Donations can be dropped week days between 8 a.m. and 3 p.m. until Monday, March 8

Jennifer Brooks with a stone tablet that adorns the memorial to her son Hudson, outside the South Surrey RCMP detachment parkade where he was fatally shot by police in July 2015. (File photo)
Coroner’s inquest underway to examine Hudson Brooks’ 2015 police-shooting death

Witness recalls ‘feeling scared’ for South Surrey man in moments before RCMP fired fatal shots

Older rental apartments are prime candidates for renovations, and could result in lost affordable housing stock. (Zoë Ducklow photo)
B.C.’s renoviction overhaul a good start, but won’t preserve affordable stock, lawyer says

And still no protection for people who can’t pay rent due to COVID-19

Cannabis bought in British Columbia (Ashley Wadhwani/Black Press Media)
Is it time to start thinking about greener ways to package cannabis?

Packaging suppliers are still figuring eco-friendly and affordable packaging options that fit the mandates of Cannabis Regulations

(Photo by Marissa Baecker/Shoot the Breeze)
B.C. WHL teams to hit the ice with Kelowna, Kamloops hub cities

Kelowna, Kamloops centres chosen to host B.C. WHL teams for 24-game regular season

The machines are akin to ATMs and allow drug users at risk of overdose to get hydromorphone pills dispensed to them after their palm has been scanned to identify its unique vein pattern. (CANADIAN PRESS)
Feds dole out $3.5M for ‘vending machines’ to dispense safer opioids in B.C.

The machines are located in four cities across Canada, including Vancouver and Victoria

Kelowna’s lakefront visitor centre is one of 130 around the province.
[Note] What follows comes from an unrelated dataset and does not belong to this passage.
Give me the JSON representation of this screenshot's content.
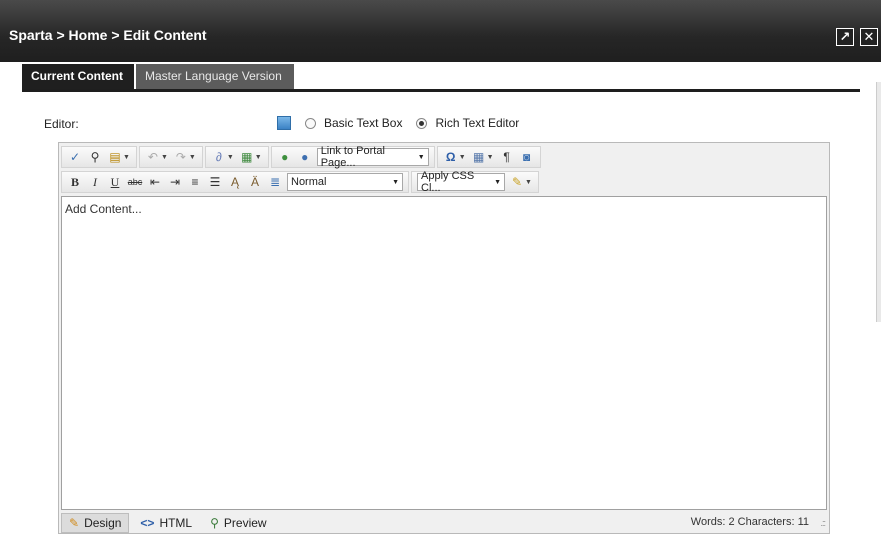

Tourism businesses have been hardest hit by COVID-19 restrictions on travel. (Destination B.C.)
Tourism, small business getting COVID-19 help, B.C. minister says

$300M grant program has delivered $50 million so far

The incident happened in downtown Castlegar. Photo: Betsy Kline
Castlegar teen recounts stabbing after stranger breaks into grandmother’s house

The unnamed teen survived a terrifying attack Feb. 21

(Black Press file photo)
Agassiz boy, 11, dies from ‘extensive injuries’: Homicide team

Agassiz RCMP were called out Friday to assist with a child in medical distress

Most Read